[[ Data supplied, beginning ]]

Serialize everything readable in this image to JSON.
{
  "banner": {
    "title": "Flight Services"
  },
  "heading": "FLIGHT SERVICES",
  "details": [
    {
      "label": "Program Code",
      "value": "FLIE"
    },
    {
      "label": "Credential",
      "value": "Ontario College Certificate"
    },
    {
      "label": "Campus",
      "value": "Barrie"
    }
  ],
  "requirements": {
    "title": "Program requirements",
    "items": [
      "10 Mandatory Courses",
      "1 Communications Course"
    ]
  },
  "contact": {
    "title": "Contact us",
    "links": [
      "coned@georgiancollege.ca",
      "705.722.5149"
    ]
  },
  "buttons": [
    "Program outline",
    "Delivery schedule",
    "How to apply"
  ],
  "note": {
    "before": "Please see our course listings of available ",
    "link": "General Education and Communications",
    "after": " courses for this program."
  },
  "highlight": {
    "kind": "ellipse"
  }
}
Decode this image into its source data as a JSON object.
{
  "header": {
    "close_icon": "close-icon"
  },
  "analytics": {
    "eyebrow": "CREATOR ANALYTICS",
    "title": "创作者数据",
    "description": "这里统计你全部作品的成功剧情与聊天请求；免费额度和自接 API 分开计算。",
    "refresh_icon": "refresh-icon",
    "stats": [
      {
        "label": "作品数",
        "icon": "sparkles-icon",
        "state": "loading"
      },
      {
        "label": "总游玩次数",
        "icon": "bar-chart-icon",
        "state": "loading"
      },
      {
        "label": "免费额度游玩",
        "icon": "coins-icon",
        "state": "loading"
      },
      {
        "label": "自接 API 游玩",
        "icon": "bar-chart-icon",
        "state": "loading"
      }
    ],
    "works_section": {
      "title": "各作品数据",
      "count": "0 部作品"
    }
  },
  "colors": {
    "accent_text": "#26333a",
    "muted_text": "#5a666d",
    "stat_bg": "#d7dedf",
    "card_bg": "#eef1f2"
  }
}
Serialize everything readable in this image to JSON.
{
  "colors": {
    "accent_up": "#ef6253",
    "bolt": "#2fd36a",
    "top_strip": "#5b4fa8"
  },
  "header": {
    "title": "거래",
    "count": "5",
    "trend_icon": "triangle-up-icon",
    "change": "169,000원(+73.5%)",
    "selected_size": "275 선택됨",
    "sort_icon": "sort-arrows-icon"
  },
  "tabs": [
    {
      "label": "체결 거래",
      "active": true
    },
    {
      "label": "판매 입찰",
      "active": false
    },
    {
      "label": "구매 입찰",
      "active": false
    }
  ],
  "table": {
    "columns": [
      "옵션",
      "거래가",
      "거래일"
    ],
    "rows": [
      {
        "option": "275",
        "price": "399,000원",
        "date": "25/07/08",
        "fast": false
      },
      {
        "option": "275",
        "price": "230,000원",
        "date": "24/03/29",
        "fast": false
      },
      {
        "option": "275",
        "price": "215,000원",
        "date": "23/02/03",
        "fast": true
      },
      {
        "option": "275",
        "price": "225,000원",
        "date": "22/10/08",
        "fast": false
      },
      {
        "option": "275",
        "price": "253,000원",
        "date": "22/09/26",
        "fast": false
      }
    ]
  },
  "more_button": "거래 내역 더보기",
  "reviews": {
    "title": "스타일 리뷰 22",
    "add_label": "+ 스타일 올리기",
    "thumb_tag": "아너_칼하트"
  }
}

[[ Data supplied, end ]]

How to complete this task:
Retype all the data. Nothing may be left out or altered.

Expected answer:
Serialize everything readable in this image to JSON.
{
  "banner": {
    "title": "Flight Services"
  },
  "heading": "FLIGHT SERVICES",
  "details": [
    {
      "label": "Program Code",
      "value": "FLIE"
    },
    {
      "label": "Credential",
      "value": "Ontario College Certificate"
    },
    {
      "label": "Campus",
      "value": "Barrie"
    }
  ],
  "requirements": {
    "title": "Program requirements",
    "items": [
      "10 Mandatory Courses",
      "1 Communications Course"
    ]
  },
  "contact": {
    "title": "Contact us",
    "links": [
      "coned@georgiancollege.ca",
      "705.722.5149"
    ]
  },
  "buttons": [
    "Program outline",
    "Delivery schedule",
    "How to apply"
  ],
  "note": {
    "before": "Please see our course listings of available ",
    "link": "General Education and Communications",
    "after": " courses for this program."
  },
  "highlight": {
    "kind": "ellipse"
  }
}
Decode this image into its source data as a JSON object.
{
  "header": {
    "close_icon": "close-icon"
  },
  "analytics": {
    "eyebrow": "CREATOR ANALYTICS",
    "title": "创作者数据",
    "description": "这里统计你全部作品的成功剧情与聊天请求；免费额度和自接 API 分开计算。",
    "refresh_icon": "refresh-icon",
    "stats": [
      {
        "label": "作品数",
        "icon": "sparkles-icon",
        "state": "loading"
      },
      {
        "label": "总游玩次数",
        "icon": "bar-chart-icon",
        "state": "loading"
      },
      {
        "label": "免费额度游玩",
        "icon": "coins-icon",
        "state": "loading"
      },
      {
        "label": "自接 API 游玩",
        "icon": "bar-chart-icon",
        "state": "loading"
      }
    ],
    "works_section": {
      "title": "各作品数据",
      "count": "0 部作品"
    }
  },
  "colors": {
    "accent_text": "#26333a",
    "muted_text": "#5a666d",
    "stat_bg": "#d7dedf",
    "card_bg": "#eef1f2"
  }
}
Serialize everything readable in this image to JSON.
{
  "colors": {
    "accent_up": "#ef6253",
    "bolt": "#2fd36a",
    "top_strip": "#5b4fa8"
  },
  "header": {
    "title": "거래",
    "count": "5",
    "trend_icon": "triangle-up-icon",
    "change": "169,000원(+73.5%)",
    "selected_size": "275 선택됨",
    "sort_icon": "sort-arrows-icon"
  },
  "tabs": [
    {
      "label": "체결 거래",
      "active": true
    },
    {
      "label": "판매 입찰",
      "active": false
    },
    {
      "label": "구매 입찰",
      "active": false
    }
  ],
  "table": {
    "columns": [
      "옵션",
      "거래가",
      "거래일"
    ],
    "rows": [
      {
        "option": "275",
        "price": "399,000원",
        "date": "25/07/08",
        "fast": false
      },
      {
        "option": "275",
        "price": "230,000원",
        "date": "24/03/29",
        "fast": false
      },
      {
        "option": "275",
        "price": "215,000원",
        "date": "23/02/03",
        "fast": true
      },
      {
        "option": "275",
        "price": "225,000원",
        "date": "22/10/08",
        "fast": false
      },
      {
        "option": "275",
        "price": "253,000원",
        "date": "22/09/26",
        "fast": false
      }
    ]
  },
  "more_button": "거래 내역 더보기",
  "reviews": {
    "title": "스타일 리뷰 22",
    "add_label": "+ 스타일 올리기",
    "thumb_tag": "아너_칼하트"
  }
}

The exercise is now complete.